IN A NUTSHELL:
- Intel Xe GPUs will have hardware support for ray tracing;
- First models will be for professional use (e.g. computer graphics rendering);
- The company is also planning products for gamers;
- Xe will hit the market in 2020.
According to Tom's Hardware, Intel has confirmed that its graphics chipsets - so far known as Xe - will support the famed ray tracing technology. The information was provided during this year's FMX conference in Stuttgart, Germany (an event devoted to the latest news in computer graphics).
Studios continue to reach for maximum realism with complex physics processing for cloth, fluids, hair and more, plus modeling the physics of light with ray tracing. These algorithms benefit from mixed parallel and scalar computing while requiring ever growing memory footprints. The best solutions will include a holistic platform design where computational tasks are distributed to the most appropriate processing resources," says Jim Jeffers, Senior Engineer and Director of Intel's Advanced rendering and visualization team.
It is worth noting that the first Xe chipsets will be dedicated to professional applications - they will be delivered to data centers and workstations and will be useful for film studios, which often use computer graphics. However, the company also plans to create products that will be interesting for gamers.

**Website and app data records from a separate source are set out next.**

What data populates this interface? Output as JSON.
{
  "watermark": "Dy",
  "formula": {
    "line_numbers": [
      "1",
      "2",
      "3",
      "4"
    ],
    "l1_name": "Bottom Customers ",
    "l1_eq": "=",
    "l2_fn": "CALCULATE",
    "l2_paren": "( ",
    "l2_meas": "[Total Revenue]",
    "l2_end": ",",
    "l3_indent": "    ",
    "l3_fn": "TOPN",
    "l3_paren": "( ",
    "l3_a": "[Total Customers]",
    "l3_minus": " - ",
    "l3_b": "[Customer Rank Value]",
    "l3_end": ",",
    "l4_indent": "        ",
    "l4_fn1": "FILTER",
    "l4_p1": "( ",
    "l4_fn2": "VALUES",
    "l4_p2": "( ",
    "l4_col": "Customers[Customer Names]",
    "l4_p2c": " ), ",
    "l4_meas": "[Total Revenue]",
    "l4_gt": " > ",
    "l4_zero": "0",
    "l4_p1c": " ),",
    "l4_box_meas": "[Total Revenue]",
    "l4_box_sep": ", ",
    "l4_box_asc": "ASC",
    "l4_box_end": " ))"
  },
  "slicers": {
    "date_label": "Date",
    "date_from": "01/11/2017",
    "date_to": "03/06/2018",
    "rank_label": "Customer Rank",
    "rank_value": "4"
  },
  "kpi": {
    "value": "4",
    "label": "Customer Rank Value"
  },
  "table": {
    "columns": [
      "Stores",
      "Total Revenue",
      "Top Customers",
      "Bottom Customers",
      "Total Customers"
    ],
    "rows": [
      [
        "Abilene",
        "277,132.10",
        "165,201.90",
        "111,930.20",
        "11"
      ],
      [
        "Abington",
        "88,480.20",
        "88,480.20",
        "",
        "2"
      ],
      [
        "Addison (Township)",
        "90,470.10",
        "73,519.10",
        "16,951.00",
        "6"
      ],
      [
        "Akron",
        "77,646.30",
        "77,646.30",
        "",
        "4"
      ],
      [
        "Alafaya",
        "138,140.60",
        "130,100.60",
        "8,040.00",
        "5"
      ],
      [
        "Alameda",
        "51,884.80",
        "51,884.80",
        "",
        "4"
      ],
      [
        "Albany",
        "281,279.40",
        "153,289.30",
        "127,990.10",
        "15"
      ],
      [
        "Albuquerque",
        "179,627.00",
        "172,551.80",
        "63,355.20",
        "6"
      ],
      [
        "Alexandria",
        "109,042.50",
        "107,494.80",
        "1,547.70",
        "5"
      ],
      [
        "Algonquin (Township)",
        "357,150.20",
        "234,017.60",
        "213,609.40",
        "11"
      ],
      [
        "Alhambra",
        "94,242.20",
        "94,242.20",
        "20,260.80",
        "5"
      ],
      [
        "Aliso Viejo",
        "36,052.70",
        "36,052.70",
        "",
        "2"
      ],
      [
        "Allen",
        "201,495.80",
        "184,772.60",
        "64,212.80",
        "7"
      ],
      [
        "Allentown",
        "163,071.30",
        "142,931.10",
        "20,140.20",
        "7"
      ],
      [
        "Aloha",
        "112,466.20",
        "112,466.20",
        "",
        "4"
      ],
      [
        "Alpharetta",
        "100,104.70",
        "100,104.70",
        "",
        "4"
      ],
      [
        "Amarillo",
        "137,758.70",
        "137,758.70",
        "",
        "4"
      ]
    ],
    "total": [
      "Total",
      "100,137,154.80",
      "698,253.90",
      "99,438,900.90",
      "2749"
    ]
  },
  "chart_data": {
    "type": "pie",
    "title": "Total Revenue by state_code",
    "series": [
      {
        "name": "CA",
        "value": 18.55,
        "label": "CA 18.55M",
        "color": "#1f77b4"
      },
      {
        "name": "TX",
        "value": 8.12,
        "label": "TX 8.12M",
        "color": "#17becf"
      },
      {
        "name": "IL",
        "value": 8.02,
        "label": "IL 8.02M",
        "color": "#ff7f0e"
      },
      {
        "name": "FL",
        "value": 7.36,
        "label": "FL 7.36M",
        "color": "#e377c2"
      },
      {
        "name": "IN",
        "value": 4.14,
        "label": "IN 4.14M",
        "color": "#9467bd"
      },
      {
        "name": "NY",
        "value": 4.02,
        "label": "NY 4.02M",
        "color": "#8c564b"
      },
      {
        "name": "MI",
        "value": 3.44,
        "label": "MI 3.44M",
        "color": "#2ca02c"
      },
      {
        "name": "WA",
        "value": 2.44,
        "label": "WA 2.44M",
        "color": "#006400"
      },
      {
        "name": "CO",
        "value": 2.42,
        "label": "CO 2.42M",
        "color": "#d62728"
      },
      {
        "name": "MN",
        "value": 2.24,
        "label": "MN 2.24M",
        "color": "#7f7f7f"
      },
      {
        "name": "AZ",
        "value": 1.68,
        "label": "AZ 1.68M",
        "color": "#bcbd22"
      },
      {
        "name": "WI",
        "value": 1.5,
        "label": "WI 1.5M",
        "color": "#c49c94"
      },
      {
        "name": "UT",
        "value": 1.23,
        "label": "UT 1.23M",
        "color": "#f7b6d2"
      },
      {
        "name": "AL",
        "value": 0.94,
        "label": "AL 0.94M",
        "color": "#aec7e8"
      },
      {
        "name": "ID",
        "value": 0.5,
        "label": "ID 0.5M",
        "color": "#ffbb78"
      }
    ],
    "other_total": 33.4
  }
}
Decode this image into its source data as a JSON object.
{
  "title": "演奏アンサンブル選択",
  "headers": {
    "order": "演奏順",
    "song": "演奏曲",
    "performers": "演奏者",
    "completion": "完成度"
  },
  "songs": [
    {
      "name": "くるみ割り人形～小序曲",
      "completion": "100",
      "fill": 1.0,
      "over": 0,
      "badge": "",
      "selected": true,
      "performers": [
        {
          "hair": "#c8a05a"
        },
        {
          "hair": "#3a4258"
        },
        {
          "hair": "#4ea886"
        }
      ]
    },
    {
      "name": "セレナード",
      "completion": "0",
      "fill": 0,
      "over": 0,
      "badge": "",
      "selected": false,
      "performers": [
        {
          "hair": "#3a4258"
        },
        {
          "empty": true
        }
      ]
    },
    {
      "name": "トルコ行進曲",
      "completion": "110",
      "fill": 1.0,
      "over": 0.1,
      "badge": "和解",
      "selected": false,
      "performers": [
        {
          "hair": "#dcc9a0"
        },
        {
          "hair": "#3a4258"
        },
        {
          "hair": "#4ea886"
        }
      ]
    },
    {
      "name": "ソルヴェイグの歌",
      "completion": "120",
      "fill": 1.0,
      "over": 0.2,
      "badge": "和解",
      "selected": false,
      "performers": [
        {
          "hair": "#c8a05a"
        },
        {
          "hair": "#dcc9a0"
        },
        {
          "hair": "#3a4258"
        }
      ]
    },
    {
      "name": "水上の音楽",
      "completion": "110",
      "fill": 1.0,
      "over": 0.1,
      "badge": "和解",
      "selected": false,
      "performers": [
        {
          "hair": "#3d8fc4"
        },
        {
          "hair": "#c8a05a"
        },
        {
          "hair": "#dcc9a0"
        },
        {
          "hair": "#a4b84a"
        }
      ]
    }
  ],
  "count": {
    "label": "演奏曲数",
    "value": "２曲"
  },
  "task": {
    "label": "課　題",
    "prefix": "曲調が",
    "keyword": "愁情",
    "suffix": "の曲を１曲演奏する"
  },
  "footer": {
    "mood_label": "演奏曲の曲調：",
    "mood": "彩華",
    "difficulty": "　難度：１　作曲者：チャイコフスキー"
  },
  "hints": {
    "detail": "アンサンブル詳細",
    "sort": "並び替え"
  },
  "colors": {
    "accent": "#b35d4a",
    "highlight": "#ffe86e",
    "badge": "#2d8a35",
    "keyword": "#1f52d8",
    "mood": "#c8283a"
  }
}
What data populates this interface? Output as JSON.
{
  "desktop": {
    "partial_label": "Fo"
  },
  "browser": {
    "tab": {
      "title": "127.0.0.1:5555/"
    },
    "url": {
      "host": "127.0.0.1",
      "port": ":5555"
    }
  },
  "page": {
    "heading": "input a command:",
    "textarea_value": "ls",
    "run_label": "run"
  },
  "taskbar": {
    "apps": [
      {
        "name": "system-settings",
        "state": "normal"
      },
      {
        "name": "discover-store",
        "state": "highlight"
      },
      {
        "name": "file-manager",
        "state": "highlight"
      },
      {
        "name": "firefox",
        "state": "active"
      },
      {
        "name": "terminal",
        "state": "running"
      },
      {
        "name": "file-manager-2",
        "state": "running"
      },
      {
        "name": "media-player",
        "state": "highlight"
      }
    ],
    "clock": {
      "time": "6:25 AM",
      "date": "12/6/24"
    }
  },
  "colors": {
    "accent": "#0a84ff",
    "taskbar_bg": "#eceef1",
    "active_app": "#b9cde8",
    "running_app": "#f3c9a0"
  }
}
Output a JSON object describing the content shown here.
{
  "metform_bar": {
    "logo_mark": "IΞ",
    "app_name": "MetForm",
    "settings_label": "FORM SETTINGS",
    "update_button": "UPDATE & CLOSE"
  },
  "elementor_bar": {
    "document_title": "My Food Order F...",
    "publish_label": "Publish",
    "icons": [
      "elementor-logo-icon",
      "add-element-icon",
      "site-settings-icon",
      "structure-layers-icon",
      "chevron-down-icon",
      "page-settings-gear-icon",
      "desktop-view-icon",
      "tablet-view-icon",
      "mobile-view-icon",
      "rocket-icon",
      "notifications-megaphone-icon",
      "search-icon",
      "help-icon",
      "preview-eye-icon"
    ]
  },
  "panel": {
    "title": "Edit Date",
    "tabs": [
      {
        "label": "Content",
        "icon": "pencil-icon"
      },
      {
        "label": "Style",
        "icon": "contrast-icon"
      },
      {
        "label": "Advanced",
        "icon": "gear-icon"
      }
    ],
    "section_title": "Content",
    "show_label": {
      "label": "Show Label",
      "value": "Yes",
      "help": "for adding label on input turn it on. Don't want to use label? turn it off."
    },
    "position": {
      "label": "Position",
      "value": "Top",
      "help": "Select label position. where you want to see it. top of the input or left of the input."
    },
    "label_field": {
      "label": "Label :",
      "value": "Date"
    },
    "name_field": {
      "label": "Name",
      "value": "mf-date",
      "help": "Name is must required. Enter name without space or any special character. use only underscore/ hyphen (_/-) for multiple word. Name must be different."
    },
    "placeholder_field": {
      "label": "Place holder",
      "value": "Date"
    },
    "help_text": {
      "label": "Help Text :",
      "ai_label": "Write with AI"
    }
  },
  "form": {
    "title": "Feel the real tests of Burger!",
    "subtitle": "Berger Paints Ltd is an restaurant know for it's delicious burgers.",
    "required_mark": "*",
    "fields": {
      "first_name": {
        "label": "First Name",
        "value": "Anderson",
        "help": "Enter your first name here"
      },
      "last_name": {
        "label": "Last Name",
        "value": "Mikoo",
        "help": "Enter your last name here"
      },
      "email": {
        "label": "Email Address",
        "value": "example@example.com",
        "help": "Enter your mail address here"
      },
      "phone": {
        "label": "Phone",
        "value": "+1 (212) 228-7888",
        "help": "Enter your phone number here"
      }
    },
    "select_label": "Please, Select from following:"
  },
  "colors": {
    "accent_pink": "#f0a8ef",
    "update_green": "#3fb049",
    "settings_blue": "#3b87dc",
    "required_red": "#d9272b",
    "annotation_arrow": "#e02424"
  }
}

We would like to remind you that the pioneer of ray tracing in video games is currently Nvidia, which introduced GeForce RTX series graphics cards (2060, 2070, 2080 and 2080 Ti). Nvidia has recently developed drivers that allow this technology to be used on older Pascal family chips as well - provided that we accept a significant drop in performance (due to the lack of hardware support in the form of RT cores).
Intel Xe GPUs are to be produced in 10nm lithography. The first devices of this type will probably appear on the market next year.
- Intel - official website